Dataset excerpts:
▽
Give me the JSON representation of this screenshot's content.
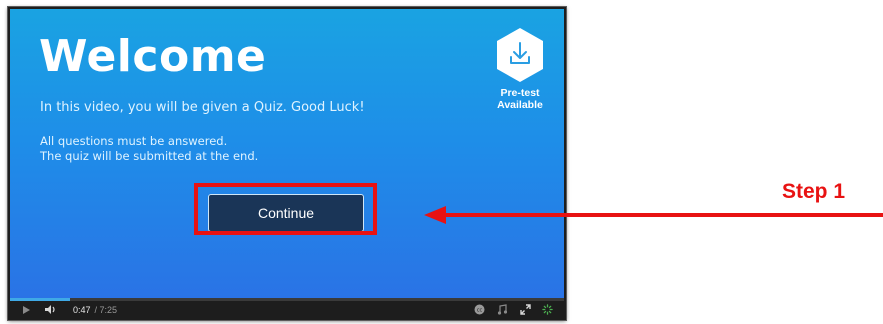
{
  "video": {
    "title": "Welcome",
    "intro": "In this video, you will be given a Quiz. Good Luck!",
    "rule_1": "All questions must be answered.",
    "rule_2": "The quiz will be submitted at the end.",
    "pretest_line1": "Pre-test",
    "pretest_line2": "Available",
    "continue_label": "Continue"
  },
  "player": {
    "current_time": "0:47",
    "total_time": "/ 7:25",
    "progress_fraction": 0.108,
    "accent": "#3fa9e6"
  },
  "annotation": {
    "step_label": "Step 1",
    "color": "#e81212"
  },
  "icons": [
    "download-icon",
    "play-icon",
    "volume-icon",
    "captions-icon",
    "music-icon",
    "fullscreen-icon",
    "loading-icon"
  ]
}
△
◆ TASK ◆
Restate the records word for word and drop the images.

◆ RESULT BELOW ◆
Give me the JSON representation of this screenshot's content.
{
  "video": {
    "title": "Welcome",
    "intro": "In this video, you will be given a Quiz. Good Luck!",
    "rule_1": "All questions must be answered.",
    "rule_2": "The quiz will be submitted at the end.",
    "pretest_line1": "Pre-test",
    "pretest_line2": "Available",
    "continue_label": "Continue"
  },
  "player": {
    "current_time": "0:47",
    "total_time": "/ 7:25",
    "progress_fraction": 0.108,
    "accent": "#3fa9e6"
  },
  "annotation": {
    "step_label": "Step 1",
    "color": "#e81212"
  },
  "icons": [
    "download-icon",
    "play-icon",
    "volume-icon",
    "captions-icon",
    "music-icon",
    "fullscreen-icon",
    "loading-icon"
  ]
}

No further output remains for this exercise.